“I would recommend doing booth rent before a suite. It seems to be the next step up. Sometimes you can still make an extra 10% on product sales via the salon you are at. It’s the beauty of having your own small business without all the overhead. Some salons that booth rent give you the opportunity to log onto their booking system for walk ins. You can always go back to commission. Starting a suite takes money to furnish and booth is already furnished. If you start working and gathering your clients’ info first then maybe once you’ve completed that you can see what else is out there. You can either try another commission salon or booth rent to see what it would cost. Do the numbers. Meaning find out what you make approx. per week and then per month. Then find out how much booth rent will cost per month (most pay weekly). That’s a good start. Most likely you will make more money. Just don’t burn any bridges when you leave. :)” – @brigittecastelnau

 

 

Don’t Worry. There Are Better Commission Salons Out There! 

 

 

“Find another salon. My story. I worked in my first salon for 3-4 years and moved from 40%-42%. Trying as hard as I could. I finally decided to transfer to a different location. A DIFFERENT LOCATION 2 miles down the road with the same salon. It’s been 6 months. I came over at 42% and just got another commission raise to 48%. The difference?
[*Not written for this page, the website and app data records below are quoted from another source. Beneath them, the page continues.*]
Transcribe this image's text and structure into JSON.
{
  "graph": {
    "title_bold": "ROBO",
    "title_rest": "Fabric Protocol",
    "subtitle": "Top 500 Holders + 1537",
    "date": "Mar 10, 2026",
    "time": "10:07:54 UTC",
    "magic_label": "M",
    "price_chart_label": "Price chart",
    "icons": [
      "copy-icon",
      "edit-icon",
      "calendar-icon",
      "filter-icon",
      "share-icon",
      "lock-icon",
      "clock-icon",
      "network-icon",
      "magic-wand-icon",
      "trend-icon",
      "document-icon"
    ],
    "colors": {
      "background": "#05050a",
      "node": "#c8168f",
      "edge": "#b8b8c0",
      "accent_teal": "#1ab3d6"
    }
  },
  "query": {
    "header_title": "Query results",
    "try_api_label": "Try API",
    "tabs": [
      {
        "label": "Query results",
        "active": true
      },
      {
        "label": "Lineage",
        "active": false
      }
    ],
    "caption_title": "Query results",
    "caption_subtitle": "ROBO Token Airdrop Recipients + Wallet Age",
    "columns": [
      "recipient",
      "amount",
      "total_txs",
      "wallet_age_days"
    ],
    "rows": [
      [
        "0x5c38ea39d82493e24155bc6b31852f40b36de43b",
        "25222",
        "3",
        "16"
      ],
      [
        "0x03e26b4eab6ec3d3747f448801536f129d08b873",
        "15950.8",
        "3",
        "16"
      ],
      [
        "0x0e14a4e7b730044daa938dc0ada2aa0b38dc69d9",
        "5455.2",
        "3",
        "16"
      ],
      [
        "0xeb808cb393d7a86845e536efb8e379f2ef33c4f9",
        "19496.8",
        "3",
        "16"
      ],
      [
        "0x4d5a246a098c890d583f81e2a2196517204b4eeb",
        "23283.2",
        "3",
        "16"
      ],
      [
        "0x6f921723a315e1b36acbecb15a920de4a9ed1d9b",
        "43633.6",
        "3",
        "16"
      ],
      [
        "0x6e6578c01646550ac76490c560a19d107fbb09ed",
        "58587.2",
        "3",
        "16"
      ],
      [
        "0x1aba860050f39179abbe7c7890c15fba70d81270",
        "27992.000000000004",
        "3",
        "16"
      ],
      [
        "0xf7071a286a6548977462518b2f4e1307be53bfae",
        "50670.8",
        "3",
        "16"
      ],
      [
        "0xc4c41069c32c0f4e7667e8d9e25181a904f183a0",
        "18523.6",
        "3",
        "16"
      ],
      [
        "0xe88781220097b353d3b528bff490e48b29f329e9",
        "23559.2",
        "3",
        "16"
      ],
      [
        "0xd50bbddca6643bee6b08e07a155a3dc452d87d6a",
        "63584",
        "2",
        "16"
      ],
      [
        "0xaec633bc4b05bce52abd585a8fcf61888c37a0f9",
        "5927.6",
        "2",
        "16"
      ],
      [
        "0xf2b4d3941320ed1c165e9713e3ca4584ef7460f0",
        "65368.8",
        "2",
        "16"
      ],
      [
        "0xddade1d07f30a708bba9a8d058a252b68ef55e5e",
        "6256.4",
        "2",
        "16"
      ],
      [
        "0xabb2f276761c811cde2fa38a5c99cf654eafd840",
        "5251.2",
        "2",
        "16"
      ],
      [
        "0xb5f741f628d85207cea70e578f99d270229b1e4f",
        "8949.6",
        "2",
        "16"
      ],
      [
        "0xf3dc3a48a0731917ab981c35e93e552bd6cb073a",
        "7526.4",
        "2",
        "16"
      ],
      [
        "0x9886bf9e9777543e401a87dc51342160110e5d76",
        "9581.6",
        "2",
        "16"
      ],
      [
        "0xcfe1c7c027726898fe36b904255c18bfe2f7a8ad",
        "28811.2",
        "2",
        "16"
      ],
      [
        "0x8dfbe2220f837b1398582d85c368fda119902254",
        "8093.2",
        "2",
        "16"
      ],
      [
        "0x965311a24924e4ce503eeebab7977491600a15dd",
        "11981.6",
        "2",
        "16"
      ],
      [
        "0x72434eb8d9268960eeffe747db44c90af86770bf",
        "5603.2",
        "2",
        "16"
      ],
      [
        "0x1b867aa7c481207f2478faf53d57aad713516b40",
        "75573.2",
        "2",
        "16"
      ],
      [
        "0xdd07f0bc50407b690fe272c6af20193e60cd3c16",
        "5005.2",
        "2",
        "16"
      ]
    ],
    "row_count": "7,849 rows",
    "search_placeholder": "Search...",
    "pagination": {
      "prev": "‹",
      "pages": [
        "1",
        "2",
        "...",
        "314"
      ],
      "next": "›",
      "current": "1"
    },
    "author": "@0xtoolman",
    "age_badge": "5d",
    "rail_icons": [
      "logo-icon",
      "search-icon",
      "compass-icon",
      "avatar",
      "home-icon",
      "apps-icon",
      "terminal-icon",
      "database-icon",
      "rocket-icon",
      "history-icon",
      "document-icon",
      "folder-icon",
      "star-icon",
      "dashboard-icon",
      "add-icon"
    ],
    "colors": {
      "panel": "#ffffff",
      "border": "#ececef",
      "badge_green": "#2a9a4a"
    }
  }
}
An encouraging, strong, caring manager. Someone who wants to see me succeed. My confidence has grown leaps and bounds. Sometimes you have to change to reach your goal.” – Judy Geiszler

 

“There are lots of salons that will give you more than 43%. I’m not a ‘run your own business’ type either but other places will definitely treat you better, especially with a book like that.” – Liz Mattern

 

“[The SALON by InStyle inside] JCPenney offers commissions that increase from 50 percent to 70 percent. You will also have the opportunity for continued education, benefits, retirement and vacation. Check out the location near you and see if it’s a good fit.” – Jennifer Fortier Cologna

 

“Being independent is not for everyone and I don’t understand why people think it is. Not everyone is best with extra responsibility, no structure, paying their own taxes, promoting themselves, managing their inventory, getting themselves education, etc. Find a great salon where you can double book if you like, take breaks, have bonuses, with the right support and education. When/if you are ready to be self employed you will know.” – Angela Andersen

 

 

Will Your Clients Follow? Consider This. 

 

 

“If you open it ‘they will come’ is what my daughter told me. I never thought I was business minded myself but found out how great it is to be on my own. I love love love being on my own. Wish I would have done it years ago.” – Ellen Ambrose

 

“Before you discuss this with anyone at all, make sure you have contact information for every single client. If you are 90% booked, your clients already love you. They will absolutely love the personalized service that you will now be able to offer! You will never work for anyone else ever again! 30 minutes is nothing! I wish you great success!” – Kathleen Crosby Owens

 

“I would take this risk. Yeah you might lose some of your clients but you will gain more. You have to be happy where you’re at otherwise it will eventually start showing in your work. Do what’s best for YOU!” – @hairbycrystalrose207

 

“Trust that if you move salons, your clients will follow. The ones that don’t will be replaced by other new clients. You have to take care of yourself and 43% doesn’t give you much income to do that. Having more freedom and breaks is really important.” – Katie Matthews

 

“I moved to a salon suite that’s 30 minutes from me & most if not all followed me! The clients who love you & your work will follow you no matter what. It’s so scary at first but so worth it in the long run!” – Darian Steele

 

“I moved into my own studio 25 miles from my last commission salon and had no problems ❤️ Loyal clients will commute and new clients are always to be made with no ties to old pricing.” – @audrabrownhairart